The contest, known as the Defacers Challenge, awards points to malicious hackers who successfully compromise an organization’s Web server and deface its Web pages, according to a warning from Internet Security Systems Inc. (ISS). [Please see ISS warns of coordinated attack.]

The international hacking contest is scheduled to begin Sunday and could cause headaches for organizations worldwide and disrupt the Internet, ISS said.

On Thursday, however, the contest Web site, www.defacers-challenge.com, was offline.

The company that hosted the Web site, Affinity Internet Inc. of Ft. Lauderdale, Fla., took the site down Wednesday after learning of the site. An Affinity spokesperson cited violations of the terms of its customer usage agreement as the reason for shutting the site down.

Security experts and those close to the defacers community said Thursday that large scale disruptions caused by the contest are unlikely.

“This is something that we’re not taking that seriously,” said Caleb Sima, chief technical officer for security company SPI Dynamics Inc. of Atlanta, Ga. “Most real hackers don’t pay much attention to things like this, and the kids who do participate in these (contests) are script kiddies who are already out trying to scan and deface things anyway, without needing a special day for it.”

In addition, Symantec Corp. has not seen an increase in the volume of attack-related traffic on its DeepSight Alert global network of sensors, according to Oliver Friedrichs, senior manager of Symantec Security Response.

“Compared to last week, it’s not that different. Companies are always under attack,” he said.

Should the challenge take place, however, the sites that are most likely to be affected will be those with little or no security, Sima said.

“You’re going to see defacements of Web sites that have not been maintained for four years.

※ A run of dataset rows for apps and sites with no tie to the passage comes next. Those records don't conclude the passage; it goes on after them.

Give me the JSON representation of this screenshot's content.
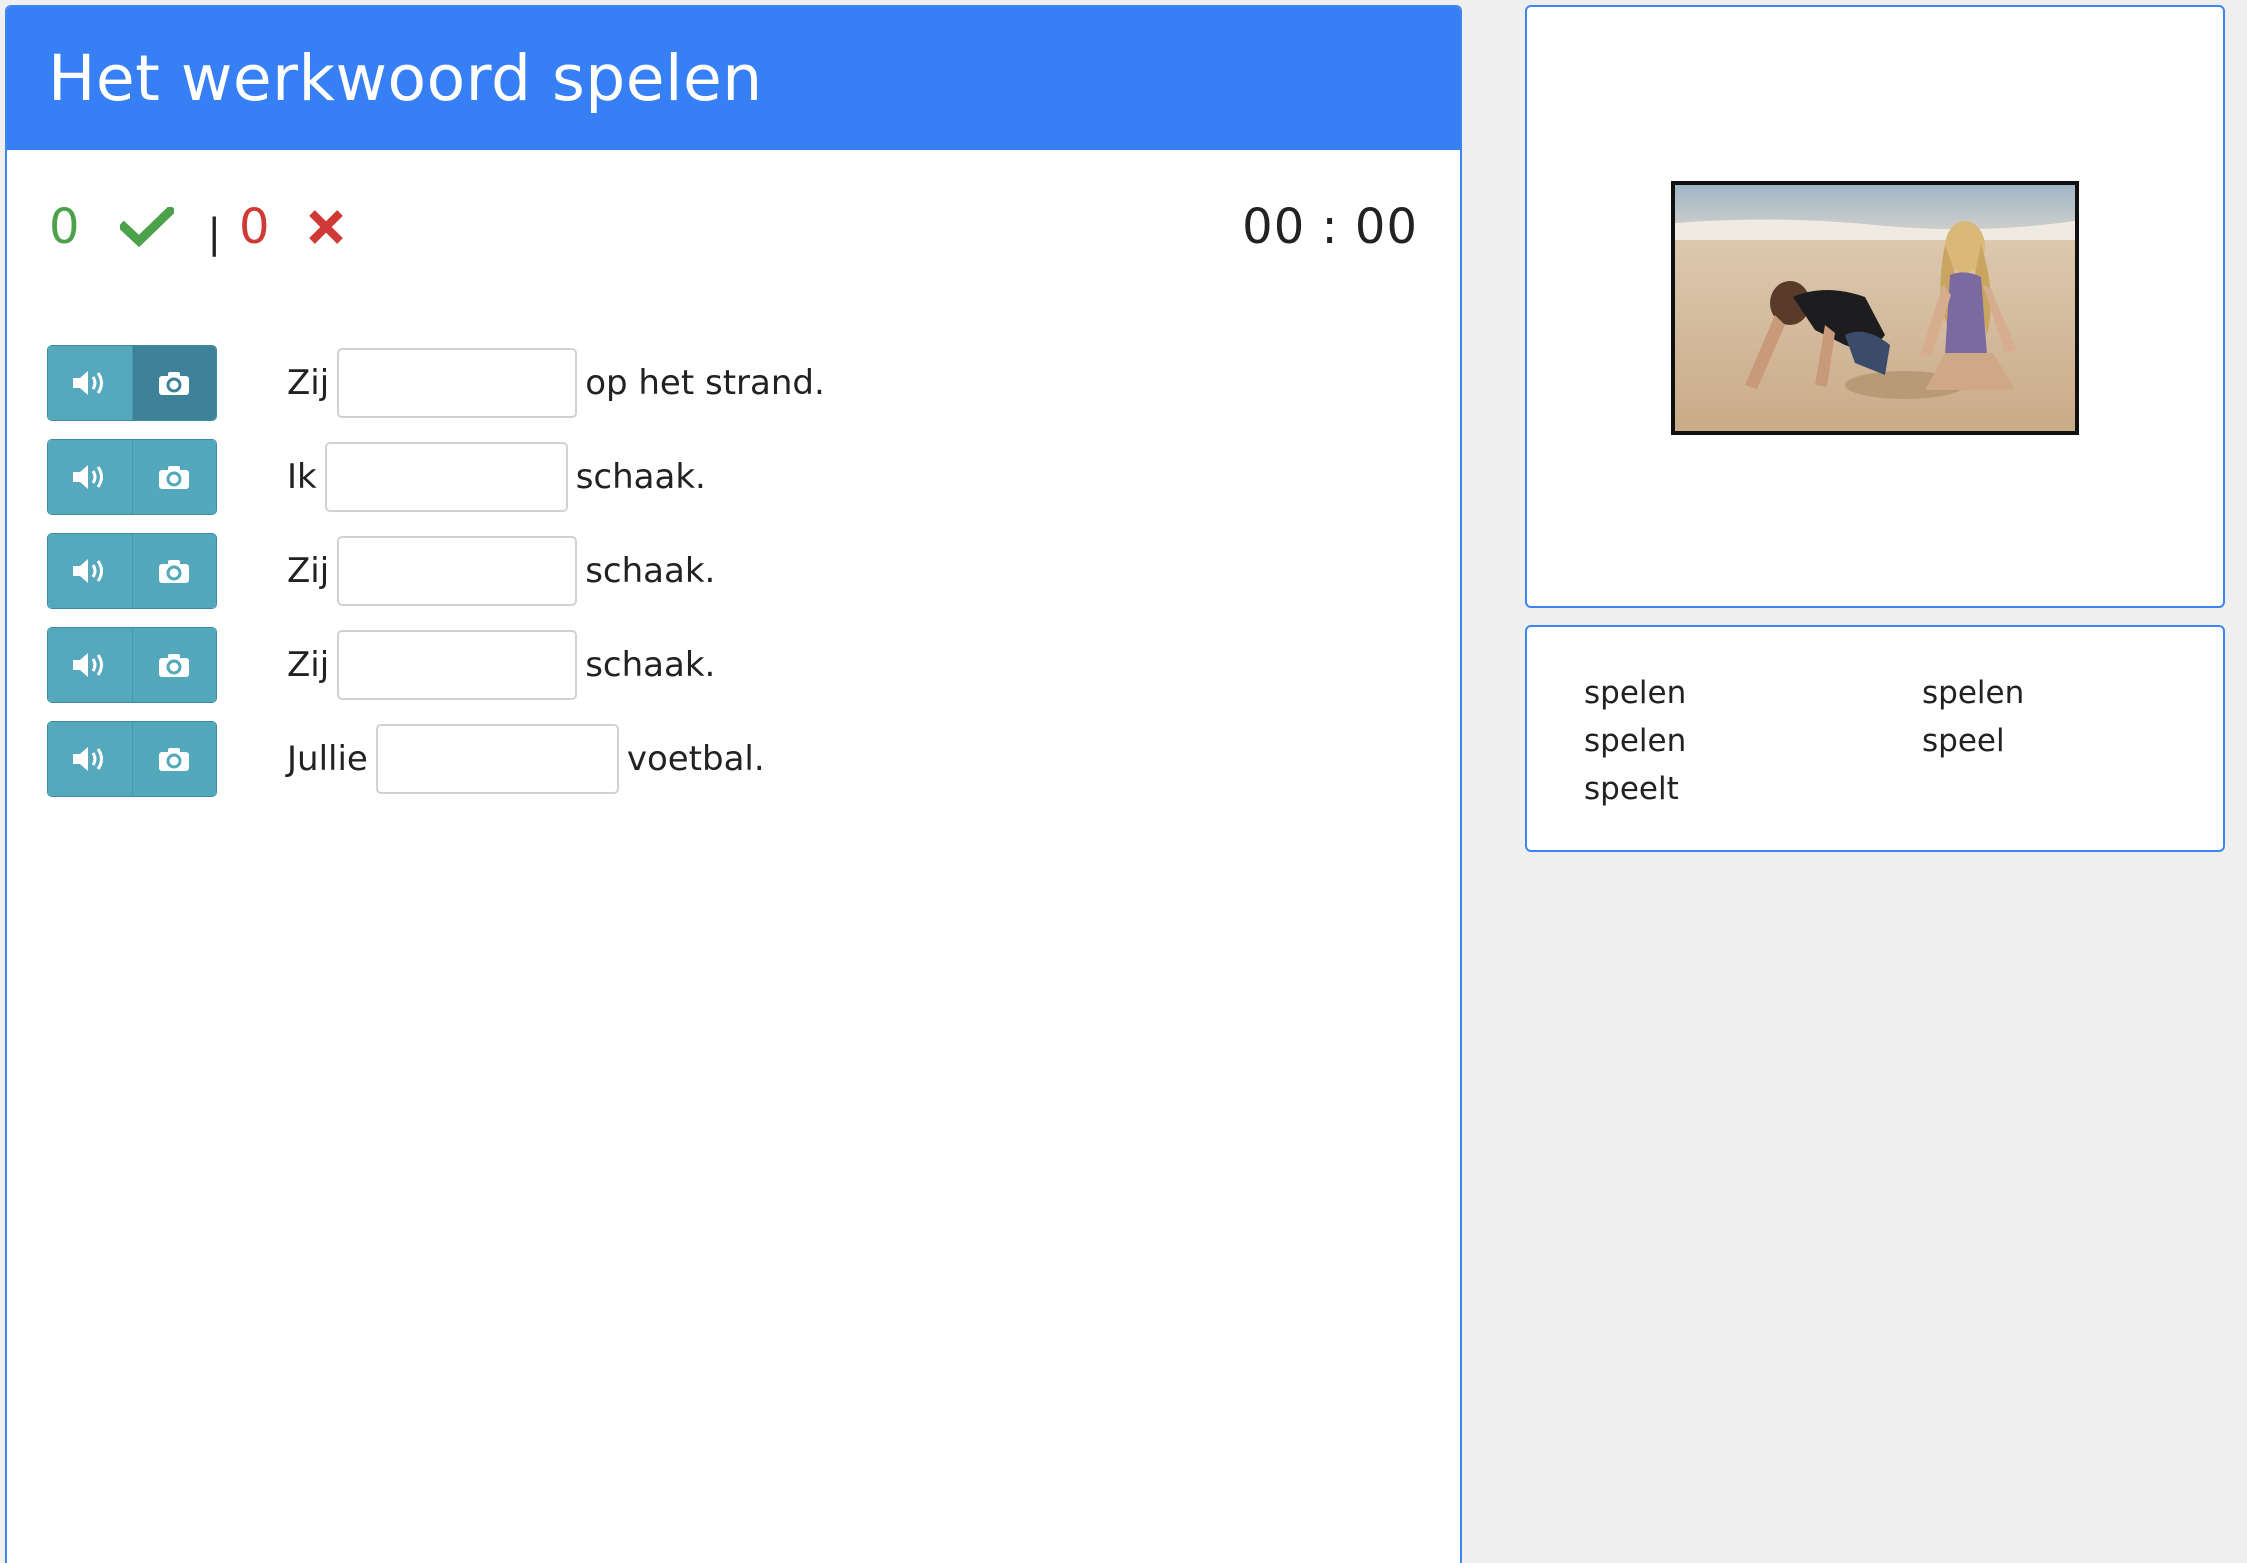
{
  "title": "Het werkwoord spelen",
  "score": {
    "correct": "0",
    "separator": "|",
    "wrong": "0",
    "timer": "00 : 00"
  },
  "colors": {
    "header": "#367ff5",
    "correct": "#4ca24a",
    "wrong": "#d03a36",
    "button": "#56a9bd",
    "button_active": "#3e8198"
  },
  "exercises": [
    {
      "before": "Zij",
      "after": "op het strand.",
      "value": "",
      "active_camera": true
    },
    {
      "before": "Ik",
      "after": "schaak.",
      "value": "",
      "active_camera": false
    },
    {
      "before": "Zij",
      "after": "schaak.",
      "value": "",
      "active_camera": false
    },
    {
      "before": "Zij",
      "after": "schaak.",
      "value": "",
      "active_camera": false
    },
    {
      "before": "Jullie",
      "after": "voetbal.",
      "value": "",
      "active_camera": false
    }
  ],
  "icons": {
    "audio": "speaker-icon",
    "camera": "camera-icon",
    "check": "check-icon",
    "cross": "cross-icon"
  },
  "word_bank": [
    "spelen",
    "spelen",
    "spelen",
    "speel",
    "speelt"
  ]
}
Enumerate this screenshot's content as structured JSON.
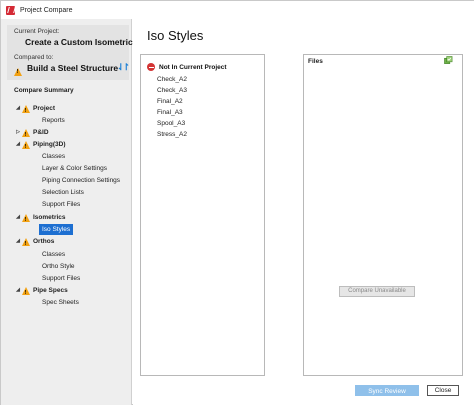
{
  "window": {
    "title": "Project Compare"
  },
  "sidebar": {
    "current_project_label": "Current Project:",
    "current_project_name": "Create a Custom Isometric",
    "compared_to_label": "Compared to:",
    "compared_project_name": "Build a Steel Structure",
    "summary_title": "Compare Summary",
    "tree": [
      {
        "label": "Project",
        "level": 0,
        "warning": true,
        "expanded": true
      },
      {
        "label": "Reports",
        "level": 1
      },
      {
        "label": "P&ID",
        "level": 0,
        "warning": true,
        "expanded": false
      },
      {
        "label": "Piping(3D)",
        "level": 0,
        "warning": true,
        "expanded": true
      },
      {
        "label": "Classes",
        "level": 1
      },
      {
        "label": "Layer & Color Settings",
        "level": 1
      },
      {
        "label": "Piping Connection Settings",
        "level": 1
      },
      {
        "label": "Selection Lists",
        "level": 1
      },
      {
        "label": "Support Files",
        "level": 1
      },
      {
        "label": "Isometrics",
        "level": 0,
        "warning": true,
        "expanded": true
      },
      {
        "label": "Iso Styles",
        "level": 1,
        "selected": true
      },
      {
        "label": "Orthos",
        "level": 0,
        "warning": true,
        "expanded": true
      },
      {
        "label": "Classes",
        "level": 1
      },
      {
        "label": "Ortho Style",
        "level": 1
      },
      {
        "label": "Support Files",
        "level": 1
      },
      {
        "label": "Pipe Specs",
        "level": 0,
        "warning": true,
        "expanded": true
      },
      {
        "label": "Spec Sheets",
        "level": 1
      }
    ]
  },
  "main": {
    "title": "Iso Styles",
    "not_in_current_header": "Not In Current Project",
    "styles": [
      "Check_A2",
      "Check_A3",
      "Final_A2",
      "Final_A3",
      "Spool_A3",
      "Stress_A2"
    ],
    "files_label": "Files",
    "compare_unavailable_label": "Compare Unavailable"
  },
  "footer": {
    "sync_label": "Sync Review",
    "close_label": "Close"
  },
  "colors": {
    "warning": "#f2a112",
    "selection": "#1d6fd1",
    "error": "#d33434",
    "sync_disabled": "#8fc0ea"
  }
}
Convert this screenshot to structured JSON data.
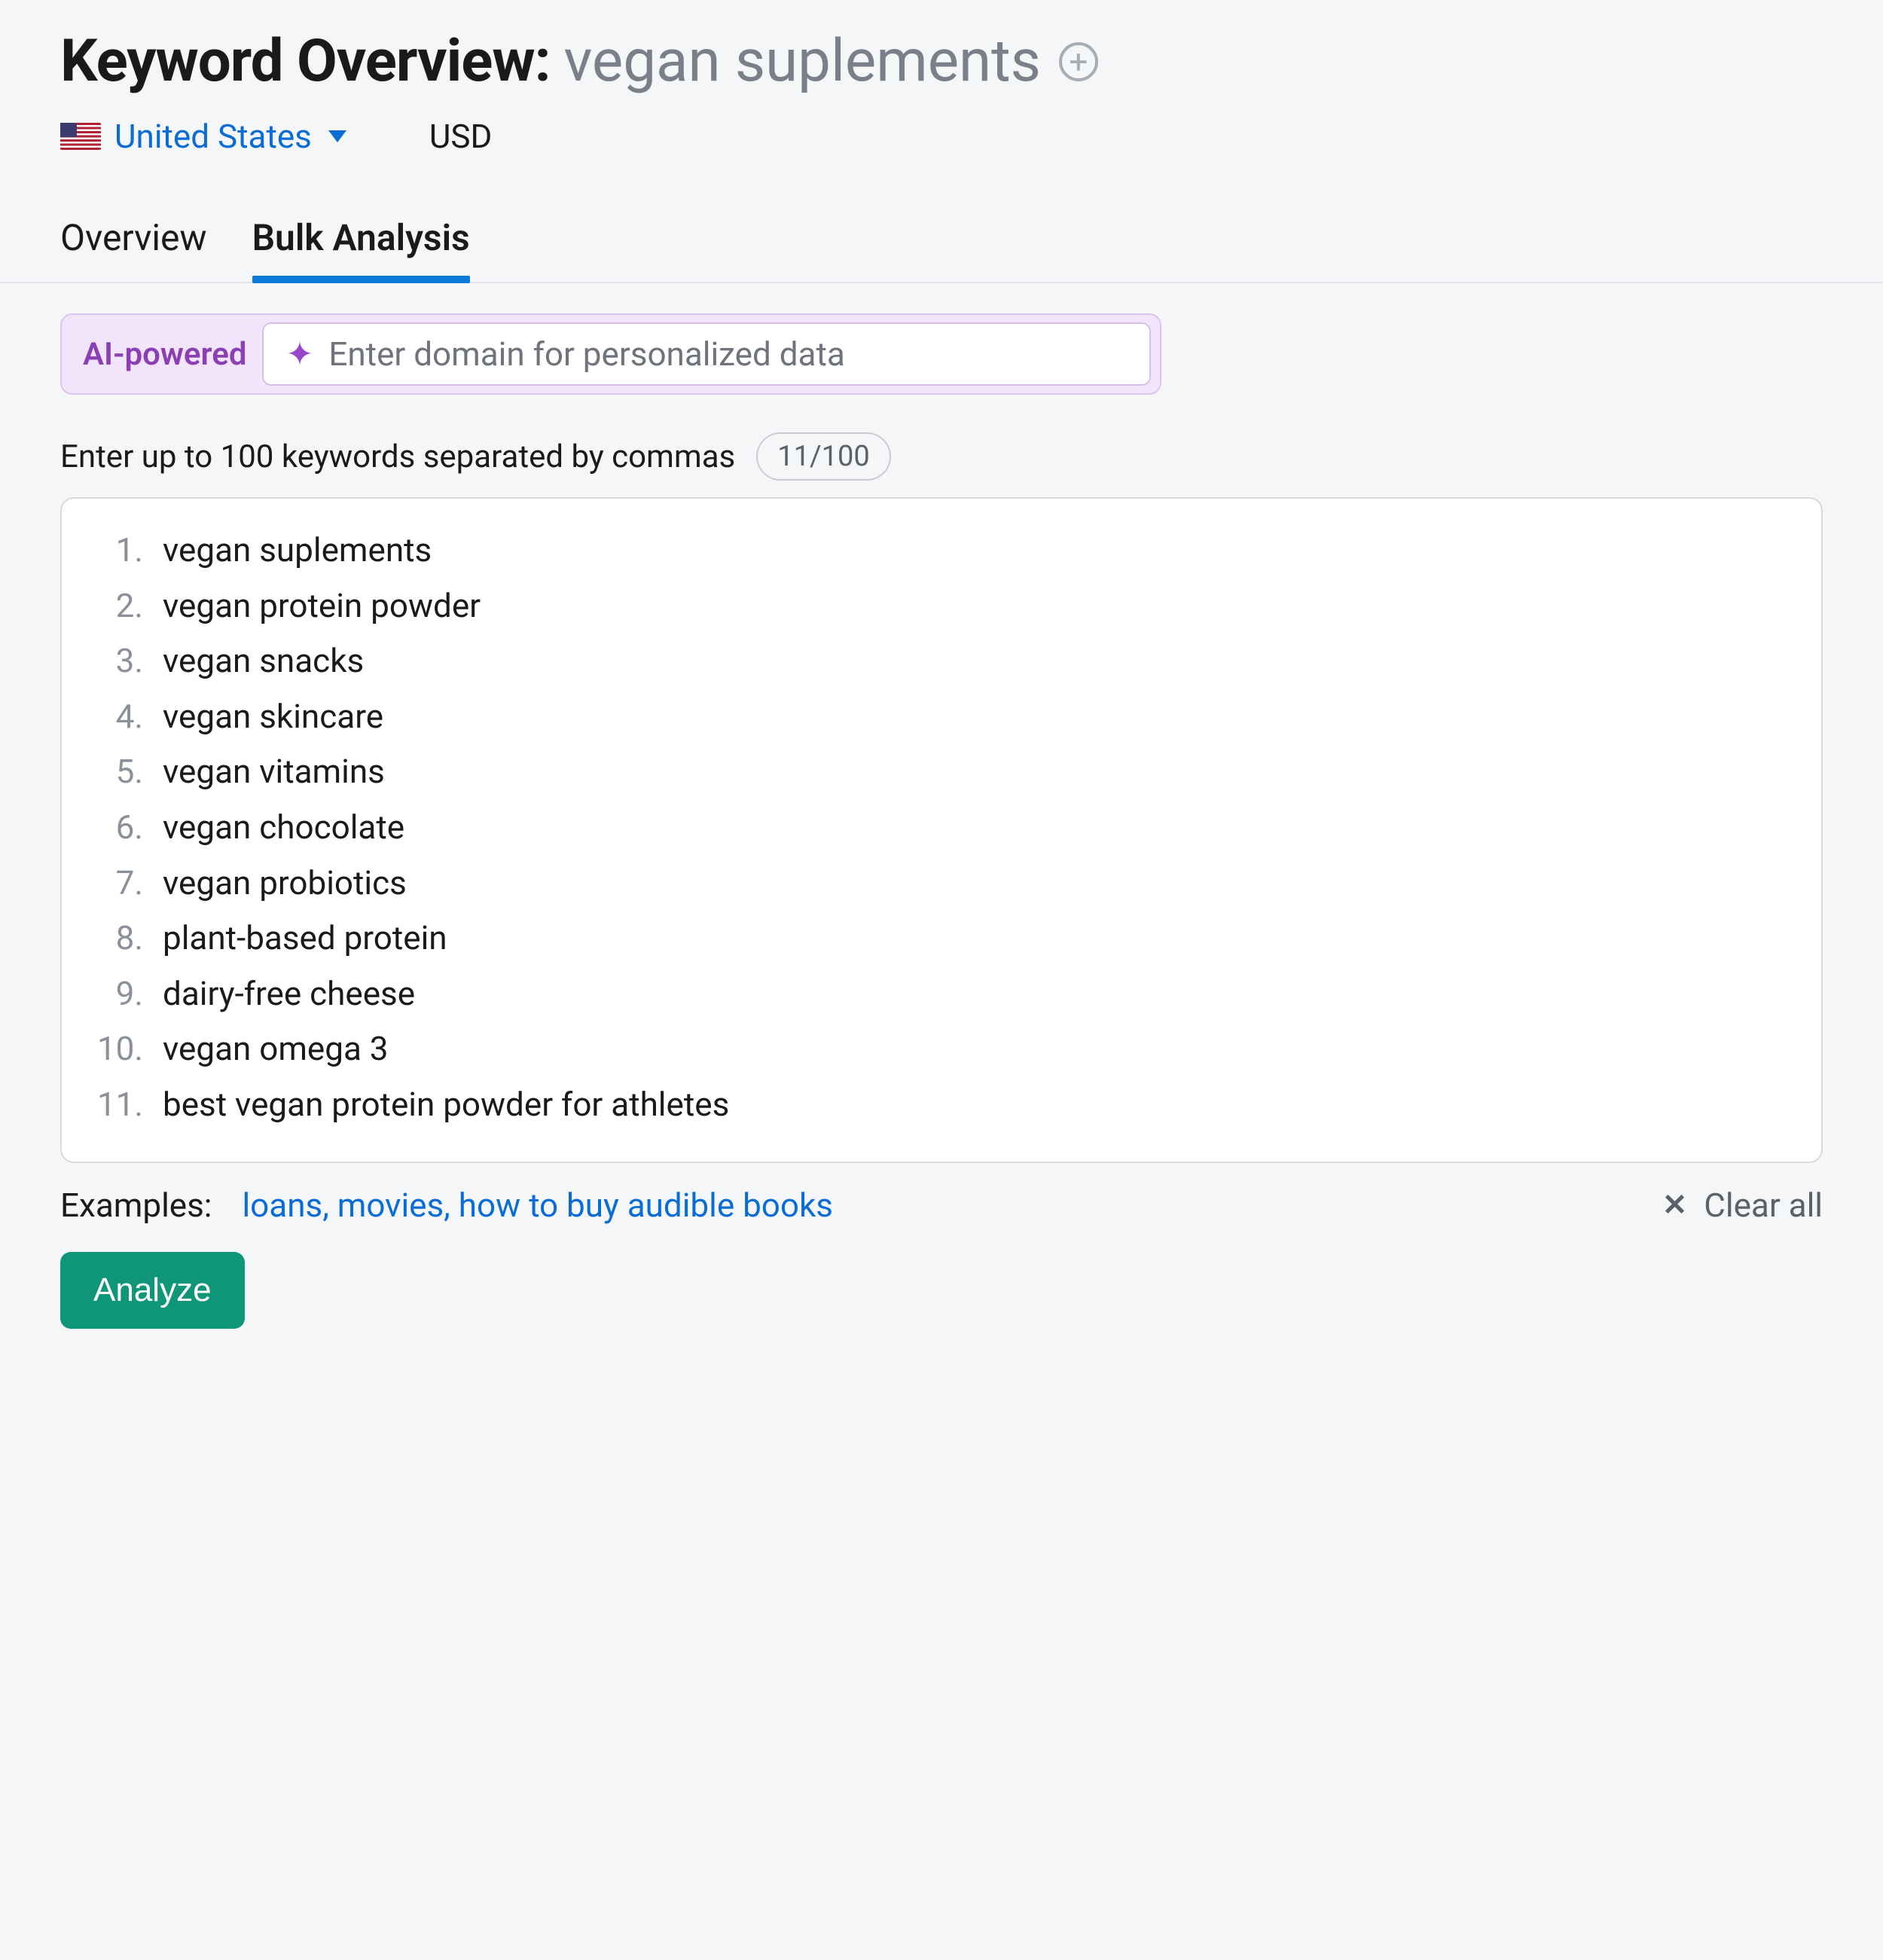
{
  "header": {
    "title_prefix": "Keyword Overview:",
    "keyword": "vegan suplements",
    "country": "United States",
    "currency": "USD"
  },
  "tabs": {
    "overview_label": "Overview",
    "bulk_label": "Bulk Analysis",
    "active": "bulk"
  },
  "ai": {
    "badge": "AI-powered",
    "placeholder": "Enter domain for personalized data"
  },
  "counter": {
    "label": "Enter up to 100 keywords separated by commas",
    "count_text": "11/100"
  },
  "keywords": [
    "vegan suplements",
    "vegan protein powder",
    "vegan snacks",
    "vegan skincare",
    "vegan vitamins",
    "vegan chocolate",
    "vegan probiotics",
    "plant-based protein",
    "dairy-free cheese",
    "vegan omega 3",
    "best vegan protein powder for athletes"
  ],
  "examples": {
    "label": "Examples:",
    "link_text": "loans, movies, how to buy audible books",
    "clear_label": "Clear all"
  },
  "actions": {
    "analyze_label": "Analyze"
  }
}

I don’t see any real names defaced, (such as) Macy’s or Bank of America,” he said.

And while the rules of the contest put a higher value on compromising systems running less common operating systems like Apple Computer Inc.’s Macintosh and IBM Corp.’s AIX, winning is still based on hacking 6,000 unique Web domains in the shortest period of time.

That puts a higher value on compromising Web hosting servers that contain hundreds or even thousands of separate domains, according to Roberto Preatoni, also knowns as “SyS64738,” founder of Zone-h.org, a Web site that tracks Web site defacements.

“The rules make no difference in attributing points to mass-defacements (on Web servers) and single IP (Internet Protocol) addresses. So why bother hitting multiple targets when you can win just hitting one Web hosting company?” Preatoni wrote in an online chat session with IDG News Service on #zone-h, an IRC (Internet Relay Chat) channel sponsored by Zone-h.org.

All the same, Preatoni said that Zone-h has noted an 80 per cent decline in notifications of new Web site defacements over the last four or five days, suggesting that hackers may be saving up defacements for Sunday, when the contest begins.

Hackers, including the contest organizers, may already be in possession of exploits to all the servers needed to win the challenge, Preatoni said, predicting that the contest could be won within a matter of seconds.

Security companies of all stripes issued alerts to their customers and the press on Wednesday, offering everything from advice to free vulnerability scans.

To protect themselves, companies should make sure their existing security measures, including firewall, antivirus and intrusion detection systems, are up to date and properly functioning. Administrators should also check to make sure that public facing Web servers and application servers are properly patched, Friedrichs said.

“Right now, we tell (our customers) to take standard precautions,” SPI Dynamics’ Sima said. “This is not something you need to do something extra for. You should have been doing this all along…There’s always somebody scanning you.”